|1850 Portrait of Charlotte Brontë|
Charlotte Brontë, the eldest of the famous Brontë sisters, was a novelist and poet born in 1816. Her most well-known work, Jane Eyre, was published in 1847 under the pseudonym Currer Bell (one of three pseudonyms under which she published), the same year that her sisters Emily and Anne published Wuthering Heights and Agnes Grey, respectively (Ref 1).
*Paragraph on Early Life/Bronte Family
*Paragraph on School Career
*Paragraph on Writing Career
*List of Works (Creative Format? Maybe framed like we distinguish between all the sisters’ works?)
Assessment of Wuthering Heights
Charlotte’s sister Emily wrote Wuthering Heights, but it was Charlotte who edited and published the novel after Emily’s death, in addition to penning the preface to the work (it was originally published in 1847, a year before Emily died and three years before Charlotte’s edition was published). Charlotte additionally added a Biographical Notice, publicly admitting for the first time that the mysterious authors Currer, Ellis, and Action Bell were in fact three women (Ref 2). Charlotte takes the preface as a chance to both praise her sister’s work and express doubt on the inclusion of some of the controversial elements.
The Preface reveals that, while Charlotte admired her sister’s work, she was not afraid to point to its “faults,” or to debate the controversial elements of Wuthering Heights. She discusses the great loss that many readers will experience, as anyone unfamiliar with the passions and wildness of northern England will not be able to appreciate Emily’s skill in representing these qualities. She also acknowledges that Emily–a woman not inclined to converse with the people around her yet knew much about them by listening–may have had a darker view of people than most; as Charlotte claims, when all one knows of people is facts about them, the mind clings to “tragic and terrible traits,” which stick out in memory. Charlotte also expresses doubt that it is “right or advisable” for her sister to have written a character as dark as Heathcliff; however, she notes that it hardly matters, because the writer is “not always master” of her art, and “little deserve[s] blame” if her creative product is unattractive (Ref 3). Even having pointed to these faults, though, Charlotte herself does not even hint at the contention that any of these elements make Wuthering Heights of lesser quality. In fact, she ends her Preface first on the concept that Emily–or an author, for that matter–is not necessarily responsible for the controversial elements of the novel, at least the ones that she addresses in the Preface.
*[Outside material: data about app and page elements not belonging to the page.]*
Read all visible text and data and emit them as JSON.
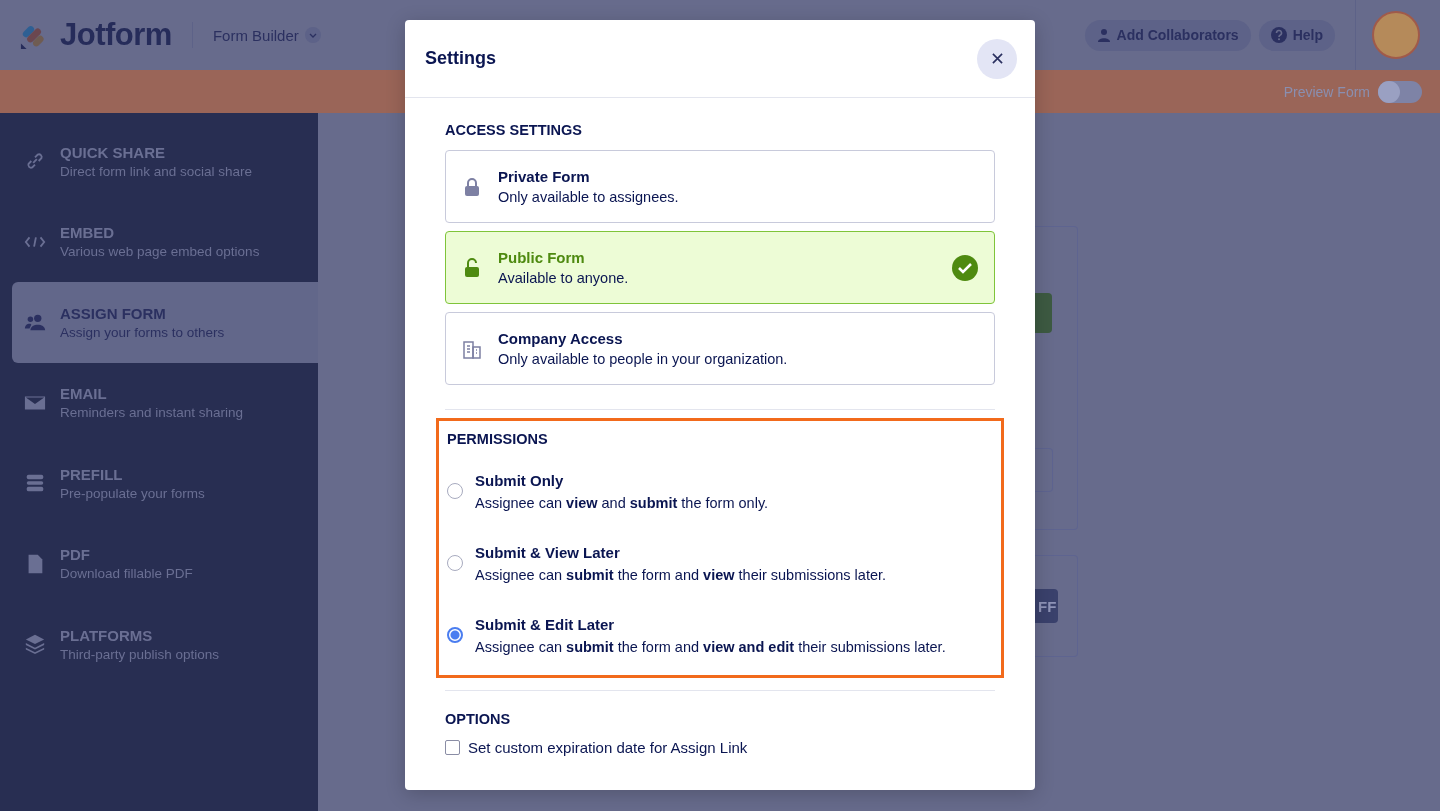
{
  "header": {
    "logo": "Jotform",
    "app_menu": "Form Builder",
    "buttons": [
      {
        "kind": "collaborators",
        "label": "Add Collaborators"
      },
      {
        "kind": "help",
        "label": "Help"
      }
    ]
  },
  "preview": {
    "label": "Preview Form",
    "on": false
  },
  "sidebar": {
    "items": [
      {
        "kind": "link",
        "title": "QUICK SHARE",
        "subtitle": "Direct form link and social share",
        "selected": false
      },
      {
        "kind": "code",
        "title": "EMBED",
        "subtitle": "Various web page embed options",
        "selected": false
      },
      {
        "kind": "people",
        "title": "ASSIGN FORM",
        "subtitle": "Assign your forms to others",
        "selected": true
      },
      {
        "kind": "mail",
        "title": "EMAIL",
        "subtitle": "Reminders and instant sharing",
        "selected": false
      },
      {
        "kind": "prefill",
        "title": "PREFILL",
        "subtitle": "Pre-populate your forms",
        "selected": false
      },
      {
        "kind": "pdf",
        "title": "PDF",
        "subtitle": "Download fillable PDF",
        "selected": false
      },
      {
        "kind": "layers",
        "title": "PLATFORMS",
        "subtitle": "Third-party publish options",
        "selected": false
      }
    ]
  },
  "background": {
    "button_fragment": "FF"
  },
  "modal": {
    "title": "Settings",
    "access": {
      "heading": "ACCESS SETTINGS",
      "options": [
        {
          "kind": "lock",
          "title": "Private Form",
          "description": "Only available to assignees.",
          "selected": false
        },
        {
          "kind": "unlock",
          "title": "Public Form",
          "description": "Available to anyone.",
          "selected": true
        },
        {
          "kind": "building",
          "title": "Company Access",
          "description": "Only available to people in your organization.",
          "selected": false
        }
      ]
    },
    "permissions": {
      "heading": "PERMISSIONS",
      "highlighted": true,
      "options": [
        {
          "title": "Submit Only",
          "description": "Assignee can **view** and **submit** the form only.",
          "selected": false
        },
        {
          "title": "Submit & View Later",
          "description": "Assignee can **submit** the form and **view** their submissions later.",
          "selected": false
        },
        {
          "title": "Submit & Edit Later",
          "description": "Assignee can **submit** the form and **view and edit** their submissions later.",
          "selected": true
        }
      ]
    },
    "options": {
      "heading": "OPTIONS",
      "checkbox": {
        "label": "Set custom expiration date for Assign Link",
        "checked": false
      }
    }
  }
}
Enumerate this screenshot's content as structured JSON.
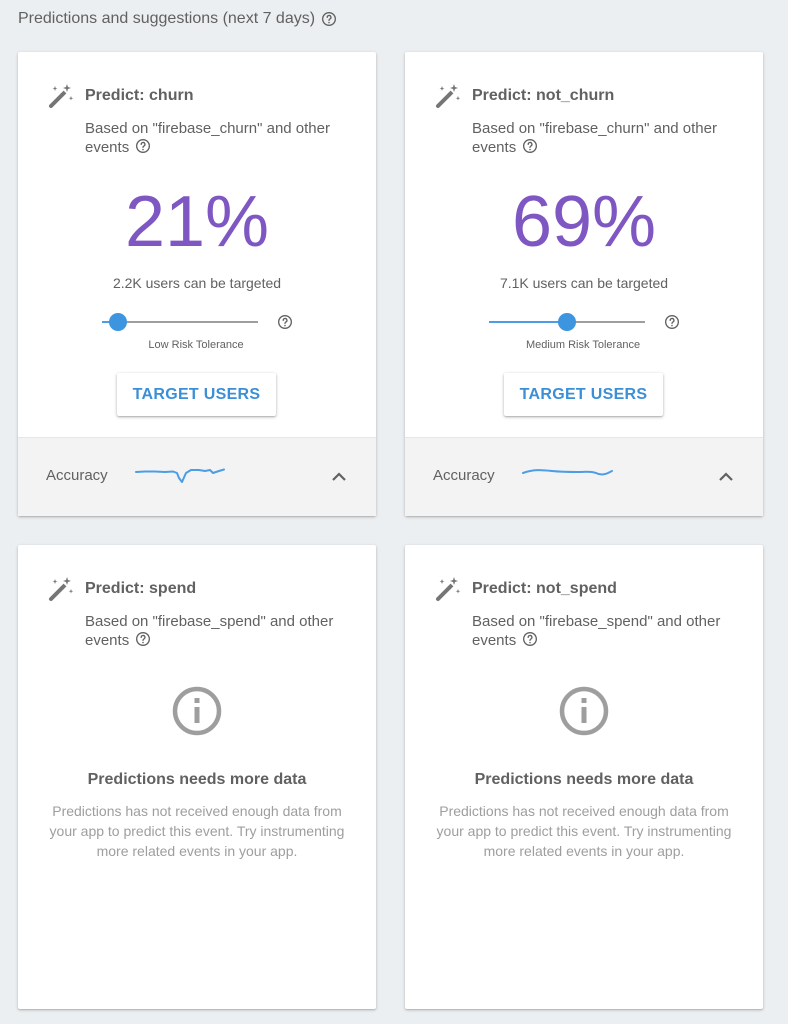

She also notes that, despite all this, Wuthering Heights is an impressive work, and ends her Preface on that note.
*Paragraph on our Assessment
Ref 3 Wuthering Heights Preface